The supreme court decided last week federal courts cannot rule on gerrymandering cases.
To divide or arrange (an area) into political units to give special advantages to one group
“They did not rule, necessarily, that partisan gerrymandering was ‘OK’ or was constitutional. They simply said it is the kind decision that we feel is best for congress or the state legislatures to make,” said Dr. Daniel Ponder, a political Science Professor at Drury University.
What does this ruling mean for Missouri?
“It’s not clear. What this does mean, just like every other state, it leaves everything in place,” said Ponder. “So, it technically does not touch Clean Missouri, that can still go forward, but what it means is that both sides are really going to dig in now.”
Amendment One, or Clean Missouri, was approved by voters in November. It included a provision to have a nonpartisan state demographer to draw district lines.
During the last legislative session, Republican lawmakers attempted to roll back parts of the amendment, saying it would make Amendment One better. Others say they were attempting to overturn the will of the voters.

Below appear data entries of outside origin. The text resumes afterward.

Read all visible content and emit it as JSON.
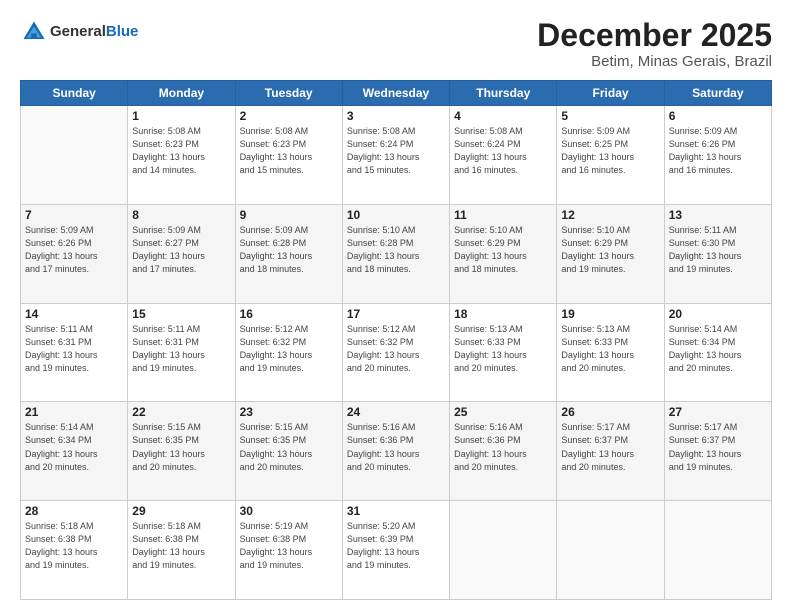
{
  "logo": {
    "general": "General",
    "blue": "Blue"
  },
  "header": {
    "month": "December 2025",
    "location": "Betim, Minas Gerais, Brazil"
  },
  "weekdays": [
    "Sunday",
    "Monday",
    "Tuesday",
    "Wednesday",
    "Thursday",
    "Friday",
    "Saturday"
  ],
  "weeks": [
    [
      {
        "day": "",
        "info": ""
      },
      {
        "day": "1",
        "info": "Sunrise: 5:08 AM\nSunset: 6:23 PM\nDaylight: 13 hours\nand 14 minutes."
      },
      {
        "day": "2",
        "info": "Sunrise: 5:08 AM\nSunset: 6:23 PM\nDaylight: 13 hours\nand 15 minutes."
      },
      {
        "day": "3",
        "info": "Sunrise: 5:08 AM\nSunset: 6:24 PM\nDaylight: 13 hours\nand 15 minutes."
      },
      {
        "day": "4",
        "info": "Sunrise: 5:08 AM\nSunset: 6:24 PM\nDaylight: 13 hours\nand 16 minutes."
      },
      {
        "day": "5",
        "info": "Sunrise: 5:09 AM\nSunset: 6:25 PM\nDaylight: 13 hours\nand 16 minutes."
      },
      {
        "day": "6",
        "info": "Sunrise: 5:09 AM\nSunset: 6:26 PM\nDaylight: 13 hours\nand 16 minutes."
      }
    ],
    [
      {
        "day": "7",
        "info": "Sunrise: 5:09 AM\nSunset: 6:26 PM\nDaylight: 13 hours\nand 17 minutes."
      },
      {
        "day": "8",
        "info": "Sunrise: 5:09 AM\nSunset: 6:27 PM\nDaylight: 13 hours\nand 17 minutes."
      },
      {
        "day": "9",
        "info": "Sunrise: 5:09 AM\nSunset: 6:28 PM\nDaylight: 13 hours\nand 18 minutes."
      },
      {
        "day": "10",
        "info": "Sunrise: 5:10 AM\nSunset: 6:28 PM\nDaylight: 13 hours\nand 18 minutes."
      },
      {
        "day": "11",
        "info": "Sunrise: 5:10 AM\nSunset: 6:29 PM\nDaylight: 13 hours\nand 18 minutes."
      },
      {
        "day": "12",
        "info": "Sunrise: 5:10 AM\nSunset: 6:29 PM\nDaylight: 13 hours\nand 19 minutes."
      },
      {
        "day": "13",
        "info": "Sunrise: 5:11 AM\nSunset: 6:30 PM\nDaylight: 13 hours\nand 19 minutes."
      }
    ],
    [
      {
        "day": "14",
        "info": "Sunrise: 5:11 AM\nSunset: 6:31 PM\nDaylight: 13 hours\nand 19 minutes."
      },
      {
        "day": "15",
        "info": "Sunrise: 5:11 AM\nSunset: 6:31 PM\nDaylight: 13 hours\nand 19 minutes."
      },
      {
        "day": "16",
        "info": "Sunrise: 5:12 AM\nSunset: 6:32 PM\nDaylight: 13 hours\nand 19 minutes."
      },
      {
        "day": "17",
        "info": "Sunrise: 5:12 AM\nSunset: 6:32 PM\nDaylight: 13 hours\nand 20 minutes."
      },
      {
        "day": "18",
        "info": "Sunrise: 5:13 AM\nSunset: 6:33 PM\nDaylight: 13 hours\nand 20 minutes."
      },
      {
        "day": "19",
        "info": "Sunrise: 5:13 AM\nSunset: 6:33 PM\nDaylight: 13 hours\nand 20 minutes."
      },
      {
        "day": "20",
        "info": "Sunrise: 5:14 AM\nSunset: 6:34 PM\nDaylight: 13 hours\nand 20 minutes."
      }
    ],
    [
      {
        "day": "21",
        "info": "Sunrise: 5:14 AM\nSunset: 6:34 PM\nDaylight: 13 hours\nand 20 minutes."
      },
      {
        "day": "22",
        "info": "Sunrise: 5:15 AM\nSunset: 6:35 PM\nDaylight: 13 hours\nand 20 minutes."
      },
      {
        "day": "23",
        "info": "Sunrise: 5:15 AM\nSunset: 6:35 PM\nDaylight: 13 hours\nand 20 minutes."
      },
      {
        "day": "24",
        "info": "Sunrise: 5:16 AM\nSunset: 6:36 PM\nDaylight: 13 hours\nand 20 minutes."
      },
      {
        "day": "25",
        "info": "Sunrise: 5:16 AM\nSunset: 6:36 PM\nDaylight: 13 hours\nand 20 minutes."
      },
      {
        "day": "26",
        "info": "Sunrise: 5:17 AM\nSunset: 6:37 PM\nDaylight: 13 hours\nand 20 minutes."
      },
      {
        "day": "27",
        "info": "Sunrise: 5:17 AM\nSunset: 6:37 PM\nDaylight: 13 hours\nand 19 minutes."
      }
    ],
    [
      {
        "day": "28",
        "info": "Sunrise: 5:18 AM\nSunset: 6:38 PM\nDaylight: 13 hours\nand 19 minutes."
      },
      {
        "day": "29",
        "info": "Sunrise: 5:18 AM\nSunset: 6:38 PM\nDaylight: 13 hours\nand 19 minutes."
      },
      {
        "day": "30",
        "info": "Sunrise: 5:19 AM\nSunset: 6:38 PM\nDaylight: 13 hours\nand 19 minutes."
      },
      {
        "day": "31",
        "info": "Sunrise: 5:20 AM\nSunset: 6:39 PM\nDaylight: 13 hours\nand 19 minutes."
      },
      {
        "day": "",
        "info": ""
      },
      {
        "day": "",
        "info": ""
      },
      {
        "day": "",
        "info": ""
      }
    ]
  ]
}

“I think there’s a lot of misnomers here,” Rep. Dean Plocher (R-St. Louis) said on the Missouri House of Representatives floor during the 2019 General Assembly. “We’re not overturning the will of the voters at all. In fact, I’m improving, I believe, on Amendment One through this process.”

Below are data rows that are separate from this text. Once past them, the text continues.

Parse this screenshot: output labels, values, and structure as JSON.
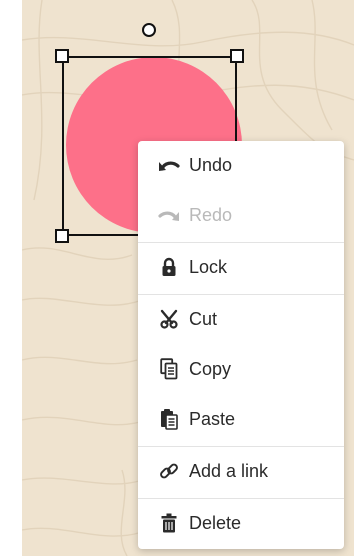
{
  "canvas": {
    "background_color": "#efe3cf",
    "grain_color": "#e2d3bb"
  },
  "shape": {
    "type": "circle",
    "fill_color": "#fd7089",
    "selected": true
  },
  "context_menu": {
    "items": [
      {
        "label": "Undo",
        "icon": "undo-icon",
        "enabled": true
      },
      {
        "label": "Redo",
        "icon": "redo-icon",
        "enabled": false
      },
      {
        "label": "Lock",
        "icon": "lock-icon",
        "enabled": true
      },
      {
        "label": "Cut",
        "icon": "scissors-icon",
        "enabled": true
      },
      {
        "label": "Copy",
        "icon": "copy-icon",
        "enabled": true
      },
      {
        "label": "Paste",
        "icon": "paste-icon",
        "enabled": true
      },
      {
        "label": "Add a link",
        "icon": "link-icon",
        "enabled": true
      },
      {
        "label": "Delete",
        "icon": "trash-icon",
        "enabled": true
      }
    ],
    "text_color": "#2b2b2b",
    "disabled_color": "#b9b9b9"
  }
}
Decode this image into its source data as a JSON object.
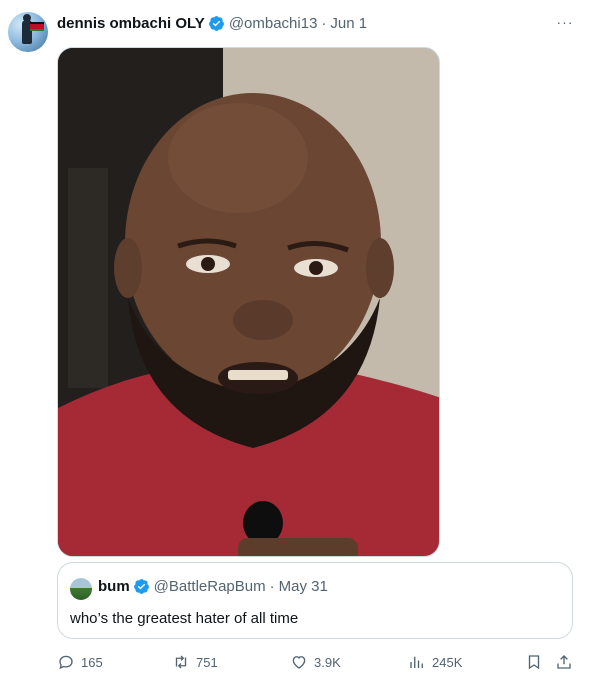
{
  "tweet": {
    "display_name": "dennis ombachi OLY",
    "handle": "@ombachi13",
    "separator": "·",
    "date": "Jun 1",
    "more_label": "···",
    "accent_color": "#1d9bf0"
  },
  "quoted": {
    "display_name": "bum",
    "handle": "@BattleRapBum",
    "separator": "·",
    "date": "May 31",
    "text": "who’s the greatest hater of all time"
  },
  "actions": {
    "replies": "165",
    "retweets": "751",
    "likes": "3.9K",
    "views": "245K"
  },
  "icons": [
    "verified-badge-icon",
    "more-icon",
    "reply-icon",
    "retweet-icon",
    "like-icon",
    "views-icon",
    "bookmark-icon",
    "share-icon"
  ]
}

“Because it didn’t rule whether they are good or bad, so it leaves standing Missouri’s amendment one, which was passed in November,” said Ann Elwell with the League of Women Voters of Southwest Missouri. “So, we still have fair maps in Missouri, which is a good thing.”
The bill to roll back parts of the amendment failed in the Missouri Senate.
Ponder says the Supreme Court made the decision it made because Gerrymandering is considered a “political issue,” which, the court does not weigh in on.
“A political issue is what the court feels is better decided by the elected branches,” said Ponder. “So, the congress, the president, state legislatures, etc.,” said Ponder.
Ponder says Republicans are likely to push for roll backs on Clean Missouri again in the next legislative session.